Problem: Only an exact repetition of the entries will do.

Supplied data:
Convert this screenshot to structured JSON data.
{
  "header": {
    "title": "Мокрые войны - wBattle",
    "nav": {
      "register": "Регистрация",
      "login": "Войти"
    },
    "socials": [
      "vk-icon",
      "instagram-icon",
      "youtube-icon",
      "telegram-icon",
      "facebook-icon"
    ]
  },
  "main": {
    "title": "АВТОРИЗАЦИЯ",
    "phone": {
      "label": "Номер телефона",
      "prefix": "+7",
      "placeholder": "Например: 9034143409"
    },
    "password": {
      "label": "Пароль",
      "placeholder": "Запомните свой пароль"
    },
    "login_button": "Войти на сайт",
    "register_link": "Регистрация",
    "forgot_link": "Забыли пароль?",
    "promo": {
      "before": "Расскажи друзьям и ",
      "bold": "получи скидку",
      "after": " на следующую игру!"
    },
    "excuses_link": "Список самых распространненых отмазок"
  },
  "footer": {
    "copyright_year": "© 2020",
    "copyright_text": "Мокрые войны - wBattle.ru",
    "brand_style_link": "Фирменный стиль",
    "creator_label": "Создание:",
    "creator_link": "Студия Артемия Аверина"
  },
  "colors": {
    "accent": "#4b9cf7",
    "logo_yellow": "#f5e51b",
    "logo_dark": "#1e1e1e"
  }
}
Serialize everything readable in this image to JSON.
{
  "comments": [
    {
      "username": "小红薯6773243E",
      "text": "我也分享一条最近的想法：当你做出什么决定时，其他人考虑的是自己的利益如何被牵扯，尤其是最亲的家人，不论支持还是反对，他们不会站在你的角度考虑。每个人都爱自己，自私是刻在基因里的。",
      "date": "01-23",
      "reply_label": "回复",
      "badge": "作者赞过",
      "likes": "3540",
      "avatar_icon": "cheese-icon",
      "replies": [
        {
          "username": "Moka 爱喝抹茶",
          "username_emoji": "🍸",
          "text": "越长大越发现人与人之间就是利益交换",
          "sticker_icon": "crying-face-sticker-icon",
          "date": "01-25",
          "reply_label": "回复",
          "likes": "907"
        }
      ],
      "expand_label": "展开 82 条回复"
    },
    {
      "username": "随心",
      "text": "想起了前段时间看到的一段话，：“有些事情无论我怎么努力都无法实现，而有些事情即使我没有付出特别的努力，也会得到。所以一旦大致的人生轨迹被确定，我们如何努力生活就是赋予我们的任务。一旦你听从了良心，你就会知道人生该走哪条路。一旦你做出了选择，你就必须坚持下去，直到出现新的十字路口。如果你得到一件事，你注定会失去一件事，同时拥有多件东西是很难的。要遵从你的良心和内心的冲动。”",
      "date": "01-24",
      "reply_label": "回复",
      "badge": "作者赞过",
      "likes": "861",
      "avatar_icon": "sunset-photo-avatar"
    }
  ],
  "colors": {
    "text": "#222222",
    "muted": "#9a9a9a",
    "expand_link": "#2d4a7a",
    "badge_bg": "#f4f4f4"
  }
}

Exercise response:
Convert this screenshot to structured JSON data.
{
  "header": {
    "title": "Мокрые войны - wBattle",
    "nav": {
      "register": "Регистрация",
      "login": "Войти"
    },
    "socials": [
      "vk-icon",
      "instagram-icon",
      "youtube-icon",
      "telegram-icon",
      "facebook-icon"
    ]
  },
  "main": {
    "title": "АВТОРИЗАЦИЯ",
    "phone": {
      "label": "Номер телефона",
      "prefix": "+7",
      "placeholder": "Например: 9034143409"
    },
    "password": {
      "label": "Пароль",
      "placeholder": "Запомните свой пароль"
    },
    "login_button": "Войти на сайт",
    "register_link": "Регистрация",
    "forgot_link": "Забыли пароль?",
    "promo": {
      "before": "Расскажи друзьям и ",
      "bold": "получи скидку",
      "after": " на следующую игру!"
    },
    "excuses_link": "Список самых распространненых отмазок"
  },
  "footer": {
    "copyright_year": "© 2020",
    "copyright_text": "Мокрые войны - wBattle.ru",
    "brand_style_link": "Фирменный стиль",
    "creator_label": "Создание:",
    "creator_link": "Студия Артемия Аверина"
  },
  "colors": {
    "accent": "#4b9cf7",
    "logo_yellow": "#f5e51b",
    "logo_dark": "#1e1e1e"
  }
}
Serialize everything readable in this image to JSON.
{
  "comments": [
    {
      "username": "小红薯6773243E",
      "text": "我也分享一条最近的想法：当你做出什么决定时，其他人考虑的是自己的利益如何被牵扯，尤其是最亲的家人，不论支持还是反对，他们不会站在你的角度考虑。每个人都爱自己，自私是刻在基因里的。",
      "date": "01-23",
      "reply_label": "回复",
      "badge": "作者赞过",
      "likes": "3540",
      "avatar_icon": "cheese-icon",
      "replies": [
        {
          "username": "Moka 爱喝抹茶",
          "username_emoji": "🍸",
          "text": "越长大越发现人与人之间就是利益交换",
          "sticker_icon": "crying-face-sticker-icon",
          "date": "01-25",
          "reply_label": "回复",
          "likes": "907"
        }
      ],
      "expand_label": "展开 82 条回复"
    },
    {
      "username": "随心",
      "text": "想起了前段时间看到的一段话，：“有些事情无论我怎么努力都无法实现，而有些事情即使我没有付出特别的努力，也会得到。所以一旦大致的人生轨迹被确定，我们如何努力生活就是赋予我们的任务。一旦你听从了良心，你就会知道人生该走哪条路。一旦你做出了选择，你就必须坚持下去，直到出现新的十字路口。如果你得到一件事，你注定会失去一件事，同时拥有多件东西是很难的。要遵从你的良心和内心的冲动。”",
      "date": "01-24",
      "reply_label": "回复",
      "badge": "作者赞过",
      "likes": "861",
      "avatar_icon": "sunset-photo-avatar"
    }
  ],
  "colors": {
    "text": "#222222",
    "muted": "#9a9a9a",
    "expand_link": "#2d4a7a",
    "badge_bg": "#f4f4f4"
  }
}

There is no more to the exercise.